WHAT YOU WILL DO → All entries below must be reproduced without a single change.

====== RECORDS FOR THE EXERCISE ======

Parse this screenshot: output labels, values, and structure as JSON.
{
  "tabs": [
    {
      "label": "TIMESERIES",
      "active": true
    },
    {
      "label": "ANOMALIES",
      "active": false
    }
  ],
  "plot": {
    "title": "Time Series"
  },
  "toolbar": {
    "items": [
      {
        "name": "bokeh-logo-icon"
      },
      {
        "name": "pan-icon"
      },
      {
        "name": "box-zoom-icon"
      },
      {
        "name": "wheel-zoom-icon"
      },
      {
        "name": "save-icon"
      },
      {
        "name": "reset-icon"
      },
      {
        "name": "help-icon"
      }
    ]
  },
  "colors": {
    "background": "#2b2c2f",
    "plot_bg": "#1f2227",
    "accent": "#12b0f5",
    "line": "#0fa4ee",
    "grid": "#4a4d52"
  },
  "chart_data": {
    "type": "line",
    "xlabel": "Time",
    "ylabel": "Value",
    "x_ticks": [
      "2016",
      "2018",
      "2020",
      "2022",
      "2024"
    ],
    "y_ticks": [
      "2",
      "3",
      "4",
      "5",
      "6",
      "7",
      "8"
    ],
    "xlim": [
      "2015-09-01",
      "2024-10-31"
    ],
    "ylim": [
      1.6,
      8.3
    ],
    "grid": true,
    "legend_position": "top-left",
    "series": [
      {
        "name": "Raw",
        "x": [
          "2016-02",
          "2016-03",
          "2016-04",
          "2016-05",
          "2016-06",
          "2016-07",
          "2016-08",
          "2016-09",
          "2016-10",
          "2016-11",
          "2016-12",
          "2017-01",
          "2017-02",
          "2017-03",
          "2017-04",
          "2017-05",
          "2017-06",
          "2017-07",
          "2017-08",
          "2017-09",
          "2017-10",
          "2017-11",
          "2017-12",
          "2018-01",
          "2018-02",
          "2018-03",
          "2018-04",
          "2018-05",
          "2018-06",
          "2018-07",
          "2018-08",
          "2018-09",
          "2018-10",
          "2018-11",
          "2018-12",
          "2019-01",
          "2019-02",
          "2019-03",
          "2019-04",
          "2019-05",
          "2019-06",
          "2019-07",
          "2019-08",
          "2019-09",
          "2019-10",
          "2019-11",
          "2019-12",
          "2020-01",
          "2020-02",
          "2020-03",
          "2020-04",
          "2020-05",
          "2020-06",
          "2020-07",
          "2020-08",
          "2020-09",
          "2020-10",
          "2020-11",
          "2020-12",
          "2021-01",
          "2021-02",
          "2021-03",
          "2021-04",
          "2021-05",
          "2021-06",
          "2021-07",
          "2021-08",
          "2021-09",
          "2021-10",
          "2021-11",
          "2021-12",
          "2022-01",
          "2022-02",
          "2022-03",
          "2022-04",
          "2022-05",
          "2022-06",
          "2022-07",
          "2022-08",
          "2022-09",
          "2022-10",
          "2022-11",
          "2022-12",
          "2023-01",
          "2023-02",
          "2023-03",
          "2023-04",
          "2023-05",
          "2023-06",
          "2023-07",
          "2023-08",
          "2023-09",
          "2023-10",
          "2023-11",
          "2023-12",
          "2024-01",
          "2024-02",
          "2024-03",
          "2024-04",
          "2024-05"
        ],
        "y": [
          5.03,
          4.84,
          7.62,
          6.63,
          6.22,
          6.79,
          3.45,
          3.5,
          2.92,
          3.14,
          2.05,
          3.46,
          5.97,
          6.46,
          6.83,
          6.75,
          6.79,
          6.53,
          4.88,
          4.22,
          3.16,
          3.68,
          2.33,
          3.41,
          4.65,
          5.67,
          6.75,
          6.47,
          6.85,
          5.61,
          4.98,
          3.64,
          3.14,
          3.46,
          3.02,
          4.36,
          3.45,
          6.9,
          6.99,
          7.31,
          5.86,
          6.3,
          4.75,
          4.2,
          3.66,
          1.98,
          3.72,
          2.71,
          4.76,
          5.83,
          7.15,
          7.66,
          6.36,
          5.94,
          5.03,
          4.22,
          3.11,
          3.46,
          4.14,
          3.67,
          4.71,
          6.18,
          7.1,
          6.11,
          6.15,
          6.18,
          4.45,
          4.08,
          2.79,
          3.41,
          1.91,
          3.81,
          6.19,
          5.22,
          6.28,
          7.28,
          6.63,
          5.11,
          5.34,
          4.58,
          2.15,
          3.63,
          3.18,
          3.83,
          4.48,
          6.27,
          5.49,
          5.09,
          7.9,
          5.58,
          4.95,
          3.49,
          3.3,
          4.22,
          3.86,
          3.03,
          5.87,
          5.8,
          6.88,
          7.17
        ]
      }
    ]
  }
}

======

RESULT OF THIS EXERCISE →
Parse this screenshot: output labels, values, and structure as JSON.
{
  "tabs": [
    {
      "label": "TIMESERIES",
      "active": true
    },
    {
      "label": "ANOMALIES",
      "active": false
    }
  ],
  "plot": {
    "title": "Time Series"
  },
  "toolbar": {
    "items": [
      {
        "name": "bokeh-logo-icon"
      },
      {
        "name": "pan-icon"
      },
      {
        "name": "box-zoom-icon"
      },
      {
        "name": "wheel-zoom-icon"
      },
      {
        "name": "save-icon"
      },
      {
        "name": "reset-icon"
      },
      {
        "name": "help-icon"
      }
    ]
  },
  "colors": {
    "background": "#2b2c2f",
    "plot_bg": "#1f2227",
    "accent": "#12b0f5",
    "line": "#0fa4ee",
    "grid": "#4a4d52"
  },
  "chart_data": {
    "type": "line",
    "xlabel": "Time",
    "ylabel": "Value",
    "x_ticks": [
      "2016",
      "2018",
      "2020",
      "2022",
      "2024"
    ],
    "y_ticks": [
      "2",
      "3",
      "4",
      "5",
      "6",
      "7",
      "8"
    ],
    "xlim": [
      "2015-09-01",
      "2024-10-31"
    ],
    "ylim": [
      1.6,
      8.3
    ],
    "grid": true,
    "legend_position": "top-left",
    "series": [
      {
        "name": "Raw",
        "x": [
          "2016-02",
          "2016-03",
          "2016-04",
          "2016-05",
          "2016-06",
          "2016-07",
          "2016-08",
          "2016-09",
          "2016-10",
          "2016-11",
          "2016-12",
          "2017-01",
          "2017-02",
          "2017-03",
          "2017-04",
          "2017-05",
          "2017-06",
          "2017-07",
          "2017-08",
          "2017-09",
          "2017-10",
          "2017-11",
          "2017-12",
          "2018-01",
          "2018-02",
          "2018-03",
          "2018-04",
          "2018-05",
          "2018-06",
          "2018-07",
          "2018-08",
          "2018-09",
          "2018-10",
          "2018-11",
          "2018-12",
          "2019-01",
          "2019-02",
          "2019-03",
          "2019-04",
          "2019-05",
          "2019-06",
          "2019-07",
          "2019-08",
          "2019-09",
          "2019-10",
          "2019-11",
          "2019-12",
          "2020-01",
          "2020-02",
          "2020-03",
          "2020-04",
          "2020-05",
          "2020-06",
          "2020-07",
          "2020-08",
          "2020-09",
          "2020-10",
          "2020-11",
          "2020-12",
          "2021-01",
          "2021-02",
          "2021-03",
          "2021-04",
          "2021-05",
          "2021-06",
          "2021-07",
          "2021-08",
          "2021-09",
          "2021-10",
          "2021-11",
          "2021-12",
          "2022-01",
          "2022-02",
          "2022-03",
          "2022-04",
          "2022-05",
          "2022-06",
          "2022-07",
          "2022-08",
          "2022-09",
          "2022-10",
          "2022-11",
          "2022-12",
          "2023-01",
          "2023-02",
          "2023-03",
          "2023-04",
          "2023-05",
          "2023-06",
          "2023-07",
          "2023-08",
          "2023-09",
          "2023-10",
          "2023-11",
          "2023-12",
          "2024-01",
          "2024-02",
          "2024-03",
          "2024-04",
          "2024-05"
        ],
        "y": [
          5.03,
          4.84,
          7.62,
          6.63,
          6.22,
          6.79,
          3.45,
          3.5,
          2.92,
          3.14,
          2.05,
          3.46,
          5.97,
          6.46,
          6.83,
          6.75,
          6.79,
          6.53,
          4.88,
          4.22,
          3.16,
          3.68,
          2.33,
          3.41,
          4.65,
          5.67,
          6.75,
          6.47,
          6.85,
          5.61,
          4.98,
          3.64,
          3.14,
          3.46,
          3.02,
          4.36,
          3.45,
          6.9,
          6.99,
          7.31,
          5.86,
          6.3,
          4.75,
          4.2,
          3.66,
          1.98,
          3.72,
          2.71,
          4.76,
          5.83,
          7.15,
          7.66,
          6.36,
          5.94,
          5.03,
          4.22,
          3.11,
          3.46,
          4.14,
          3.67,
          4.71,
          6.18,
          7.1,
          6.11,
          6.15,
          6.18,
          4.45,
          4.08,
          2.79,
          3.41,
          1.91,
          3.81,
          6.19,
          5.22,
          6.28,
          7.28,
          6.63,
          5.11,
          5.34,
          4.58,
          2.15,
          3.63,
          3.18,
          3.83,
          4.48,
          6.27,
          5.49,
          5.09,
          7.9,
          5.58,
          4.95,
          3.49,
          3.3,
          4.22,
          3.86,
          3.03,
          5.87,
          5.8,
          6.88,
          7.17
        ]
      }
    ]
  }
}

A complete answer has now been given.